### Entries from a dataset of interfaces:
________________________________________
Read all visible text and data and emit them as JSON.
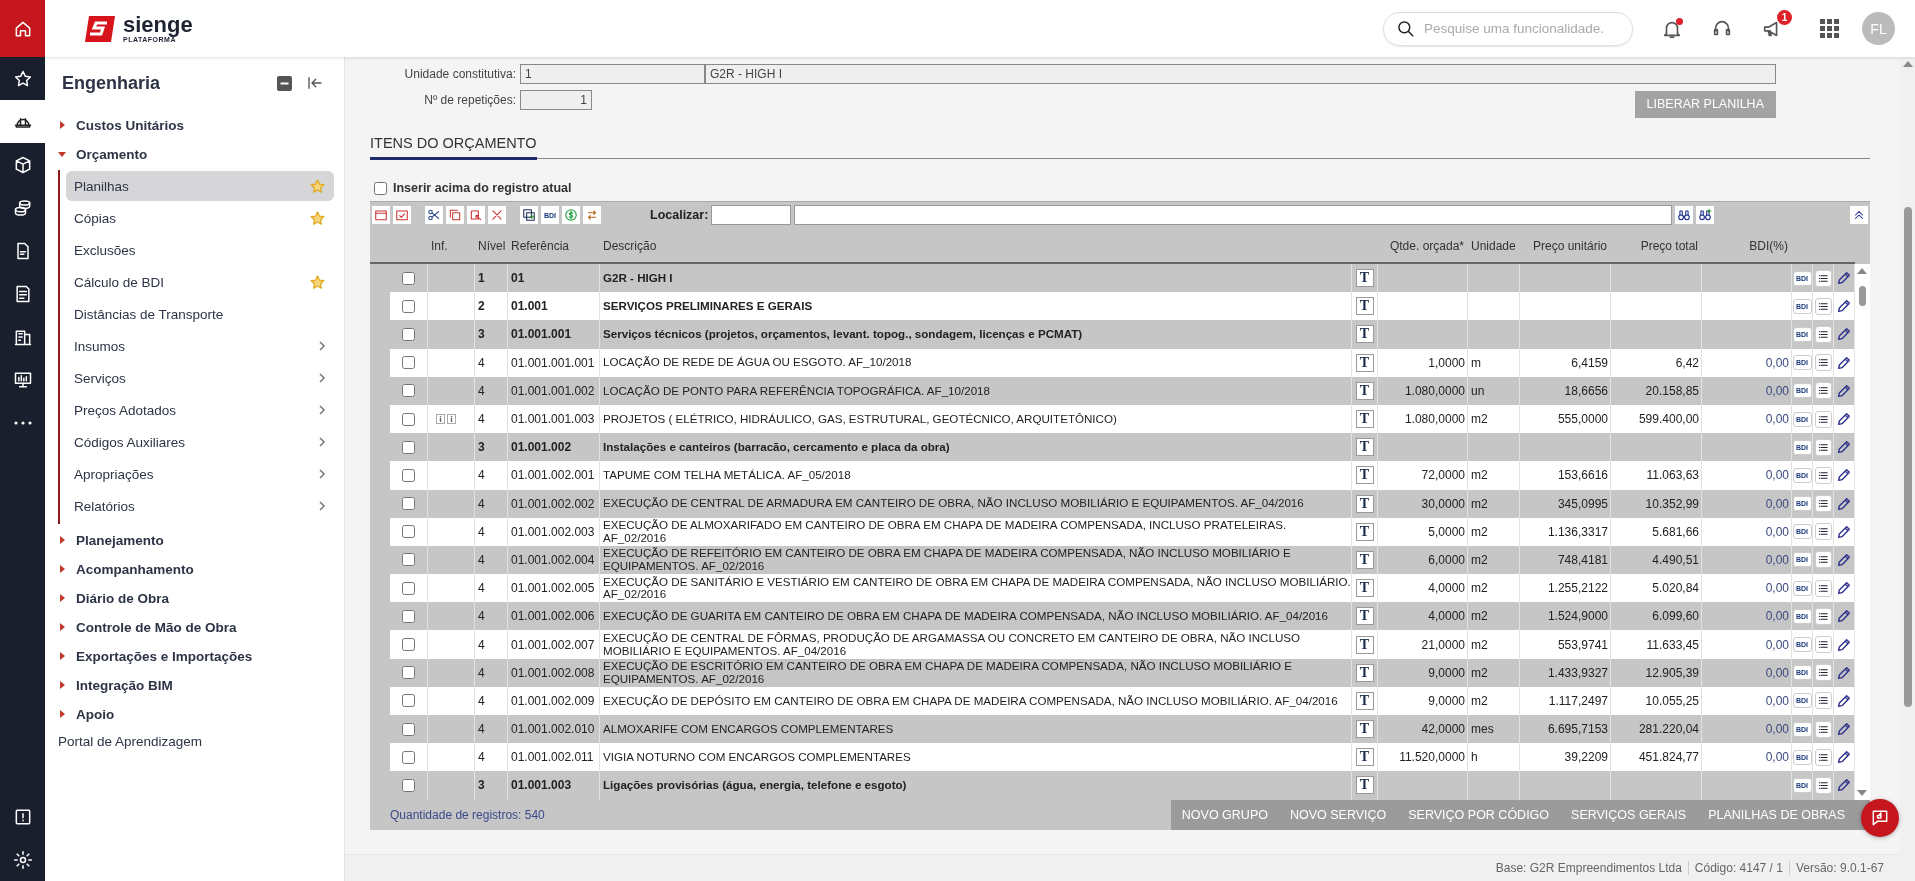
{
  "rail": [
    {
      "selected": false
    },
    {
      "selected": false
    },
    {
      "selected": true
    },
    {
      "selected": false
    },
    {
      "selected": false
    },
    {
      "selected": false
    },
    {
      "selected": false
    },
    {
      "selected": false
    },
    {
      "selected": false
    },
    {
      "selected": false
    }
  ],
  "header": {
    "logo": "sienge",
    "logo_sub": "PLATAFORMA",
    "search": {
      "placeholder": "Pesquise uma funcionalidade."
    },
    "notification_dot": true,
    "announcement_badge": "1",
    "avatar": "FL"
  },
  "sidebar": {
    "title": "Engenharia",
    "items": [
      {
        "kind": "section",
        "label": "Custos Unitários",
        "expanded": false
      },
      {
        "kind": "section",
        "label": "Orçamento",
        "expanded": true,
        "children": [
          {
            "label": "Planilhas",
            "selected": true,
            "favorite": true,
            "submenu": false
          },
          {
            "label": "Cópias",
            "selected": false,
            "favorite": true,
            "submenu": false
          },
          {
            "label": "Exclusões",
            "selected": false,
            "favorite": false,
            "submenu": false
          },
          {
            "label": "Cálculo de BDI",
            "selected": false,
            "favorite": true,
            "submenu": false
          },
          {
            "label": "Distâncias de Transporte",
            "selected": false,
            "favorite": false,
            "submenu": false
          },
          {
            "label": "Insumos",
            "selected": false,
            "favorite": false,
            "submenu": true
          },
          {
            "label": "Serviços",
            "selected": false,
            "favorite": false,
            "submenu": true
          },
          {
            "label": "Preços Adotados",
            "selected": false,
            "favorite": false,
            "submenu": true
          },
          {
            "label": "Códigos Auxiliares",
            "selected": false,
            "favorite": false,
            "submenu": true
          },
          {
            "label": "Apropriações",
            "selected": false,
            "favorite": false,
            "submenu": true
          },
          {
            "label": "Relatórios",
            "selected": false,
            "favorite": false,
            "submenu": true
          }
        ]
      },
      {
        "kind": "section",
        "label": "Planejamento",
        "expanded": false
      },
      {
        "kind": "section",
        "label": "Acompanhamento",
        "expanded": false
      },
      {
        "kind": "section",
        "label": "Diário de Obra",
        "expanded": false
      },
      {
        "kind": "section",
        "label": "Controle de Mão de Obra",
        "expanded": false
      },
      {
        "kind": "section",
        "label": "Exportações e Importações",
        "expanded": false
      },
      {
        "kind": "section",
        "label": "Integração BIM",
        "expanded": false
      },
      {
        "kind": "section",
        "label": "Apoio",
        "expanded": false
      },
      {
        "kind": "link",
        "label": "Portal de Aprendizagem"
      }
    ]
  },
  "form": {
    "unit_label": "Unidade constitutiva:",
    "unit_code": "1",
    "unit_name": "G2R - HIGH I",
    "repetitions_label": "Nº de repetições:",
    "repetitions": "1",
    "release_button": "LIBERAR PLANILHA"
  },
  "section_tab": "ITENS DO ORÇAMENTO",
  "insert_above": {
    "label": "Inserir acima do registro atual",
    "checked": false
  },
  "grid_toolbar": {
    "bdi_button": "BDI",
    "search_label": "Localizar:"
  },
  "table": {
    "columns": [
      "Inf.",
      "Nível",
      "Referência",
      "Descrição",
      "Qtde. orçada*",
      "Unidade",
      "Preço unitário",
      "Preço total",
      "BDI(%)"
    ],
    "rows": [
      {
        "kind": "group",
        "checked": false,
        "info": false,
        "level": "1",
        "reference": "01",
        "description": "G2R - HIGH I",
        "text_button": "T",
        "bdi_button": "BDI"
      },
      {
        "kind": "group",
        "checked": false,
        "info": false,
        "level": "2",
        "reference": "01.001",
        "description": "SERVIÇOS PRELIMINARES E GERAIS",
        "text_button": "T",
        "bdi_button": "BDI"
      },
      {
        "kind": "group",
        "checked": false,
        "info": false,
        "level": "3",
        "reference": "01.001.001",
        "description": "Serviços técnicos (projetos, orçamentos, levant. topog., sondagem, licenças e PCMAT)",
        "text_button": "T",
        "bdi_button": "BDI"
      },
      {
        "kind": "service",
        "checked": false,
        "info": false,
        "level": "4",
        "reference": "01.001.001.001",
        "description": "LOCAÇÃO DE REDE DE ÁGUA OU ESGOTO. AF_10/2018",
        "text_button": "T",
        "quantity": "1,0000",
        "unit": "m",
        "unit_price": "6,4159",
        "total_price": "6,42",
        "bdi": "0,00",
        "bdi_button": "BDI"
      },
      {
        "kind": "service",
        "checked": false,
        "info": false,
        "level": "4",
        "reference": "01.001.001.002",
        "description": "LOCAÇÃO DE PONTO PARA REFERÊNCIA TOPOGRÁFICA. AF_10/2018",
        "text_button": "T",
        "quantity": "1.080,0000",
        "unit": "un",
        "unit_price": "18,6656",
        "total_price": "20.158,85",
        "bdi": "0,00",
        "bdi_button": "BDI"
      },
      {
        "kind": "service",
        "checked": false,
        "info": true,
        "level": "4",
        "reference": "01.001.001.003",
        "description": "PROJETOS ( ELÉTRICO, HIDRÁULICO, GAS, ESTRUTURAL, GEOTÉCNICO, ARQUITETÔNICO)",
        "text_button": "T",
        "quantity": "1.080,0000",
        "unit": "m2",
        "unit_price": "555,0000",
        "total_price": "599.400,00",
        "bdi": "0,00",
        "bdi_button": "BDI"
      },
      {
        "kind": "group",
        "checked": false,
        "info": false,
        "level": "3",
        "reference": "01.001.002",
        "description": "Instalações e canteiros (barracão, cercamento e placa da obra)",
        "text_button": "T",
        "bdi_button": "BDI"
      },
      {
        "kind": "service",
        "checked": false,
        "info": false,
        "level": "4",
        "reference": "01.001.002.001",
        "description": "TAPUME COM TELHA METÁLICA. AF_05/2018",
        "text_button": "T",
        "quantity": "72,0000",
        "unit": "m2",
        "unit_price": "153,6616",
        "total_price": "11.063,63",
        "bdi": "0,00",
        "bdi_button": "BDI"
      },
      {
        "kind": "service",
        "checked": false,
        "info": false,
        "level": "4",
        "reference": "01.001.002.002",
        "description": "EXECUÇÃO DE CENTRAL DE ARMADURA EM CANTEIRO DE OBRA, NÃO INCLUSO MOBILIÁRIO E EQUIPAMENTOS. AF_04/2016",
        "text_button": "T",
        "quantity": "30,0000",
        "unit": "m2",
        "unit_price": "345,0995",
        "total_price": "10.352,99",
        "bdi": "0,00",
        "bdi_button": "BDI"
      },
      {
        "kind": "service",
        "checked": false,
        "info": false,
        "level": "4",
        "reference": "01.001.002.003",
        "description": "EXECUÇÃO DE ALMOXARIFADO EM CANTEIRO DE OBRA EM CHAPA DE MADEIRA COMPENSADA, INCLUSO PRATELEIRAS. AF_02/2016",
        "text_button": "T",
        "quantity": "5,0000",
        "unit": "m2",
        "unit_price": "1.136,3317",
        "total_price": "5.681,66",
        "bdi": "0,00",
        "bdi_button": "BDI"
      },
      {
        "kind": "service",
        "checked": false,
        "info": false,
        "level": "4",
        "reference": "01.001.002.004",
        "description": "EXECUÇÃO DE REFEITÓRIO EM CANTEIRO DE OBRA EM CHAPA DE MADEIRA COMPENSADA, NÃO INCLUSO MOBILIÁRIO E EQUIPAMENTOS. AF_02/2016",
        "text_button": "T",
        "quantity": "6,0000",
        "unit": "m2",
        "unit_price": "748,4181",
        "total_price": "4.490,51",
        "bdi": "0,00",
        "bdi_button": "BDI"
      },
      {
        "kind": "service",
        "checked": false,
        "info": false,
        "level": "4",
        "reference": "01.001.002.005",
        "description": "EXECUÇÃO DE SANITÁRIO E VESTIÁRIO EM CANTEIRO DE OBRA EM CHAPA DE MADEIRA COMPENSADA, NÃO INCLUSO MOBILIÁRIO. AF_02/2016",
        "text_button": "T",
        "quantity": "4,0000",
        "unit": "m2",
        "unit_price": "1.255,2122",
        "total_price": "5.020,84",
        "bdi": "0,00",
        "bdi_button": "BDI"
      },
      {
        "kind": "service",
        "checked": false,
        "info": false,
        "level": "4",
        "reference": "01.001.002.006",
        "description": "EXECUÇÃO DE GUARITA EM CANTEIRO DE OBRA EM CHAPA DE MADEIRA COMPENSADA, NÃO INCLUSO MOBILIÁRIO. AF_04/2016",
        "text_button": "T",
        "quantity": "4,0000",
        "unit": "m2",
        "unit_price": "1.524,9000",
        "total_price": "6.099,60",
        "bdi": "0,00",
        "bdi_button": "BDI"
      },
      {
        "kind": "service",
        "checked": false,
        "info": false,
        "level": "4",
        "reference": "01.001.002.007",
        "description": "EXECUÇÃO DE CENTRAL DE FÔRMAS, PRODUÇÃO DE ARGAMASSA OU CONCRETO EM CANTEIRO DE OBRA, NÃO INCLUSO MOBILIÁRIO E EQUIPAMENTOS. AF_04/2016",
        "text_button": "T",
        "quantity": "21,0000",
        "unit": "m2",
        "unit_price": "553,9741",
        "total_price": "11.633,45",
        "bdi": "0,00",
        "bdi_button": "BDI"
      },
      {
        "kind": "service",
        "checked": false,
        "info": false,
        "level": "4",
        "reference": "01.001.002.008",
        "description": "EXECUÇÃO DE ESCRITÓRIO EM CANTEIRO DE OBRA EM CHAPA DE MADEIRA COMPENSADA, NÃO INCLUSO MOBILIÁRIO E EQUIPAMENTOS. AF_02/2016",
        "text_button": "T",
        "quantity": "9,0000",
        "unit": "m2",
        "unit_price": "1.433,9327",
        "total_price": "12.905,39",
        "bdi": "0,00",
        "bdi_button": "BDI"
      },
      {
        "kind": "service",
        "checked": false,
        "info": false,
        "level": "4",
        "reference": "01.001.002.009",
        "description": "EXECUÇÃO DE DEPÓSITO EM CANTEIRO DE OBRA EM CHAPA DE MADEIRA COMPENSADA, NÃO INCLUSO MOBILIÁRIO. AF_04/2016",
        "text_button": "T",
        "quantity": "9,0000",
        "unit": "m2",
        "unit_price": "1.117,2497",
        "total_price": "10.055,25",
        "bdi": "0,00",
        "bdi_button": "BDI"
      },
      {
        "kind": "service",
        "checked": false,
        "info": false,
        "level": "4",
        "reference": "01.001.002.010",
        "description": "ALMOXARIFE COM ENCARGOS COMPLEMENTARES",
        "text_button": "T",
        "quantity": "42,0000",
        "unit": "mes",
        "unit_price": "6.695,7153",
        "total_price": "281.220,04",
        "bdi": "0,00",
        "bdi_button": "BDI"
      },
      {
        "kind": "service",
        "checked": false,
        "info": false,
        "level": "4",
        "reference": "01.001.002.011",
        "description": "VIGIA NOTURNO COM ENCARGOS COMPLEMENTARES",
        "text_button": "T",
        "quantity": "11.520,0000",
        "unit": "h",
        "unit_price": "39,2209",
        "total_price": "451.824,77",
        "bdi": "0,00",
        "bdi_button": "BDI"
      },
      {
        "kind": "group",
        "checked": false,
        "info": false,
        "level": "3",
        "reference": "01.001.003",
        "description": "Ligações provisórias (água, energia, telefone e esgoto)",
        "text_button": "T",
        "bdi_button": "BDI"
      }
    ]
  },
  "table_footer": {
    "record_count": "Quantidade de registros: 540",
    "buttons": [
      "NOVO GRUPO",
      "NOVO SERVIÇO",
      "SERVIÇO POR CÓDIGO",
      "SERVIÇOS GERAIS",
      "PLANILHAS DE OBRAS"
    ]
  },
  "status_bar": [
    "Base: G2R Empreendimentos Ltda",
    "Código: 4147 / 1",
    "Versão: 9.0.1-67"
  ]
}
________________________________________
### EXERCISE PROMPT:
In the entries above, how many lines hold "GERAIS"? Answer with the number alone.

### RESPONSE TO THE TASK:
2